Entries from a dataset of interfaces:
+ + + + +
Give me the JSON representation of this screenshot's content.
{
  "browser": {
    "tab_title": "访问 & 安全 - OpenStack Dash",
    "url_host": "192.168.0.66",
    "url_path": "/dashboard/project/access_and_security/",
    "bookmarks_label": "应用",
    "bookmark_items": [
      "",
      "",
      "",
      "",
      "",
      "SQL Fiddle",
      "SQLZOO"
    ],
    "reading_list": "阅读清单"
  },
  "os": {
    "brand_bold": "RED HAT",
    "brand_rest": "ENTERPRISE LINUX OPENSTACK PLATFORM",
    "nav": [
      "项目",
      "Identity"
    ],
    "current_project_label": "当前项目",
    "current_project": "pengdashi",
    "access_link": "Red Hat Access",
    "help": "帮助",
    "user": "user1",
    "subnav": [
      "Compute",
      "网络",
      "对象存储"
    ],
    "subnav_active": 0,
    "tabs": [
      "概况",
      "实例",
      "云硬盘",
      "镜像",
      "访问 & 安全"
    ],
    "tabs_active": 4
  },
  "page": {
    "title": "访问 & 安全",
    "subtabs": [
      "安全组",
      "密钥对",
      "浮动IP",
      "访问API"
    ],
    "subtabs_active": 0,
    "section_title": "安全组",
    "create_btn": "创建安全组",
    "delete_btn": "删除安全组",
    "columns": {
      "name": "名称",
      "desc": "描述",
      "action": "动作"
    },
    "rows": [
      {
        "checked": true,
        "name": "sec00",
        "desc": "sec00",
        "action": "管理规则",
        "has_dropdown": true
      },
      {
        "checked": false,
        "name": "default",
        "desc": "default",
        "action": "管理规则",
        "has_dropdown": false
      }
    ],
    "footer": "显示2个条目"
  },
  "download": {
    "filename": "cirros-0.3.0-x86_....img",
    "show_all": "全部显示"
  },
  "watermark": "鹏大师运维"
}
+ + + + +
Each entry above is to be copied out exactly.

Give me the JSON representation of this screenshot's content.
{
  "browser": {
    "tab_title": "访问 & 安全 - OpenStack Dash",
    "url_host": "192.168.0.66",
    "url_path": "/dashboard/project/access_and_security/",
    "bookmarks_label": "应用",
    "bookmark_items": [
      "",
      "",
      "",
      "",
      "",
      "SQL Fiddle",
      "SQLZOO"
    ],
    "reading_list": "阅读清单"
  },
  "os": {
    "brand_bold": "RED HAT",
    "brand_rest": "ENTERPRISE LINUX OPENSTACK PLATFORM",
    "nav": [
      "项目",
      "Identity"
    ],
    "current_project_label": "当前项目",
    "current_project": "pengdashi",
    "access_link": "Red Hat Access",
    "help": "帮助",
    "user": "user1",
    "subnav": [
      "Compute",
      "网络",
      "对象存储"
    ],
    "subnav_active": 0,
    "tabs": [
      "概况",
      "实例",
      "云硬盘",
      "镜像",
      "访问 & 安全"
    ],
    "tabs_active": 4
  },
  "page": {
    "title": "访问 & 安全",
    "subtabs": [
      "安全组",
      "密钥对",
      "浮动IP",
      "访问API"
    ],
    "subtabs_active": 0,
    "section_title": "安全组",
    "create_btn": "创建安全组",
    "delete_btn": "删除安全组",
    "columns": {
      "name": "名称",
      "desc": "描述",
      "action": "动作"
    },
    "rows": [
      {
        "checked": true,
        "name": "sec00",
        "desc": "sec00",
        "action": "管理规则",
        "has_dropdown": true
      },
      {
        "checked": false,
        "name": "default",
        "desc": "default",
        "action": "管理规则",
        "has_dropdown": false
      }
    ],
    "footer": "显示2个条目"
  },
  "download": {
    "filename": "cirros-0.3.0-x86_....img",
    "show_all": "全部显示"
  },
  "watermark": "鹏大师运维"
}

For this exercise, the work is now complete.